Go through the data below and gather each line containing "Distribution".

### Source records ###

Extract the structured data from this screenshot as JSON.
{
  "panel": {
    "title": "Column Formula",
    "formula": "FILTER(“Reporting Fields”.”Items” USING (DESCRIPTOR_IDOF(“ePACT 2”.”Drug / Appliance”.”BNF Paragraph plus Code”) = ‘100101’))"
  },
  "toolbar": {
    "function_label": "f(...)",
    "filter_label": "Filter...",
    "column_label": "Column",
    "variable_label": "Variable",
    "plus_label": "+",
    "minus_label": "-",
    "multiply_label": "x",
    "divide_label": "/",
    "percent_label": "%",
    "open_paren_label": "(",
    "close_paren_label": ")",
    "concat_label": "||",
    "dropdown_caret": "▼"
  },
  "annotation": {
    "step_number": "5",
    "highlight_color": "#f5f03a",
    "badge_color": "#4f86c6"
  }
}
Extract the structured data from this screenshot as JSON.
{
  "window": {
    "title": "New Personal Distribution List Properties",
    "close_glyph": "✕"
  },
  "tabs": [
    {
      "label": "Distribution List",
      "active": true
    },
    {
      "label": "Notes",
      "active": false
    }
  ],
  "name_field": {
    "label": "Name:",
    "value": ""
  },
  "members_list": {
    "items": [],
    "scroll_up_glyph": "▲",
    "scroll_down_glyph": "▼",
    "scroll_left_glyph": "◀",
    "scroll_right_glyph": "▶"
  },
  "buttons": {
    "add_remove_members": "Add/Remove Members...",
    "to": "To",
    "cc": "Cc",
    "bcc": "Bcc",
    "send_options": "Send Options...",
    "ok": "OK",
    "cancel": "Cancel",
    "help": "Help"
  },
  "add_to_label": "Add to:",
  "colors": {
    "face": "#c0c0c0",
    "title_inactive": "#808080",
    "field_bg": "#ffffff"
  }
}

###

## Written solution
    "title": "New Personal Distribution List Properties",
      "label": "Distribution List",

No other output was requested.